___ DATA SHOWN

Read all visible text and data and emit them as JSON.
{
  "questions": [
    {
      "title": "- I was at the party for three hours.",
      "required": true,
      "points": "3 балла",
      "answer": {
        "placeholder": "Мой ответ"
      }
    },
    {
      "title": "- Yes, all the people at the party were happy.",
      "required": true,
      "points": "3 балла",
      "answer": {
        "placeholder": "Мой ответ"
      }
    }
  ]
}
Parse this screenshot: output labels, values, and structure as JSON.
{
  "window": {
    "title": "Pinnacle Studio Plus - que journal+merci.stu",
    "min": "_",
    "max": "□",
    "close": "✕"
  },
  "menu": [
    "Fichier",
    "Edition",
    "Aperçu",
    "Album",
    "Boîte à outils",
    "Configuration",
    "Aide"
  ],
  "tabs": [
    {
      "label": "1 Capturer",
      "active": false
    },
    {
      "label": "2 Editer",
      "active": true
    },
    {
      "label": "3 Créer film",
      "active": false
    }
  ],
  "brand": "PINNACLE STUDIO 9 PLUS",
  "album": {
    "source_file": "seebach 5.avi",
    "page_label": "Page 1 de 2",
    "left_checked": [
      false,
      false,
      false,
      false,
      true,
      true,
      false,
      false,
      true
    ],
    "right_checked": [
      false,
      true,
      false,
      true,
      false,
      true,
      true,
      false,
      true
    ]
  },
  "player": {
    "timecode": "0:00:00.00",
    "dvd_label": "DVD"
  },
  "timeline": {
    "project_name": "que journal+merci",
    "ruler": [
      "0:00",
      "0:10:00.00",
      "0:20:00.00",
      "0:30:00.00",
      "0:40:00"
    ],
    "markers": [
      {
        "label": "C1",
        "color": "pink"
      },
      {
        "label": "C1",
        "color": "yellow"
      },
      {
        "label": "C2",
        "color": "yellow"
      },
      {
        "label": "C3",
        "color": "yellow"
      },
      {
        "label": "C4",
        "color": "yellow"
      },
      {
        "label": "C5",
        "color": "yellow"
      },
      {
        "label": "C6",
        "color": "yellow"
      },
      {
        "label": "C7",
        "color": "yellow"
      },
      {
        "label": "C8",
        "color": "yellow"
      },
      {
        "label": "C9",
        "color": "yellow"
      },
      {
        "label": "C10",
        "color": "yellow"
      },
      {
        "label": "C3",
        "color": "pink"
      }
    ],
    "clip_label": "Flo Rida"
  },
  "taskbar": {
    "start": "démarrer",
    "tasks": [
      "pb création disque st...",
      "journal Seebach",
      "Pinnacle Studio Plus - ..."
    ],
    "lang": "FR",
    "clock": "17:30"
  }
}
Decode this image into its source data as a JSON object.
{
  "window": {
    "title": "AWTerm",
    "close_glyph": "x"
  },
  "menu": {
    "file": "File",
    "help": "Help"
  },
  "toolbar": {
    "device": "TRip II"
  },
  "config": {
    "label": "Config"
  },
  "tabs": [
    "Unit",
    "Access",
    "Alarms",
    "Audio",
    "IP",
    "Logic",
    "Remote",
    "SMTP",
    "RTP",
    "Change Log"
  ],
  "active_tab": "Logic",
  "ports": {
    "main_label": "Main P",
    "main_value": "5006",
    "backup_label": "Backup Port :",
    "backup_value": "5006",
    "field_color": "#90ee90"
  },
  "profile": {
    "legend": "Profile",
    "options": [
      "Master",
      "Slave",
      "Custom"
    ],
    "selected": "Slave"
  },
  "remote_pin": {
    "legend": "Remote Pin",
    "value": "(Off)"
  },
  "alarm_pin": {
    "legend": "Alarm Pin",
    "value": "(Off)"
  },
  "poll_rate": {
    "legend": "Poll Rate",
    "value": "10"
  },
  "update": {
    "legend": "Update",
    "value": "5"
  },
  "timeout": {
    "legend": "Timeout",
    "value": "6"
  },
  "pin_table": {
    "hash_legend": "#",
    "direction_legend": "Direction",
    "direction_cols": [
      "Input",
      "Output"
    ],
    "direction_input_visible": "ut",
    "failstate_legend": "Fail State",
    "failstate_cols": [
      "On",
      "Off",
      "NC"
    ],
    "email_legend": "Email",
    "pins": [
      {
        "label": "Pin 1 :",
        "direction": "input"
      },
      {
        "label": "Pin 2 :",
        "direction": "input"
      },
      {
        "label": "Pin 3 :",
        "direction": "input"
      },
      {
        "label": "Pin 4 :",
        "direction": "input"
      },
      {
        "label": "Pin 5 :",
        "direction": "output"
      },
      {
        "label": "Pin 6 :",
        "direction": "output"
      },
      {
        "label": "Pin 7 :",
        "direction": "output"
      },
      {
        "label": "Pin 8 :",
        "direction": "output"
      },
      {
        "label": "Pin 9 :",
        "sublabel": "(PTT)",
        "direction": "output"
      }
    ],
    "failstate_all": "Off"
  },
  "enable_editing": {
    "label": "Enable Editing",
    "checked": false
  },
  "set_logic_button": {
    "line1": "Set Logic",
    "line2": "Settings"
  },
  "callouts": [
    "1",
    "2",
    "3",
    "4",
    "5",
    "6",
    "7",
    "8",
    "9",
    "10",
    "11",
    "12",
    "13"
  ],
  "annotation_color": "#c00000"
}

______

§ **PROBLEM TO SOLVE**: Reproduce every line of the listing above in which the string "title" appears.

§ **RESULT OF THIS EXERCISE**:
      "title": "- I was at the party for three hours.",
      "title": "- Yes, all the people at the party were happy.",
    "title": "Pinnacle Studio Plus - que journal+merci.stu",
    "title": "AWTerm",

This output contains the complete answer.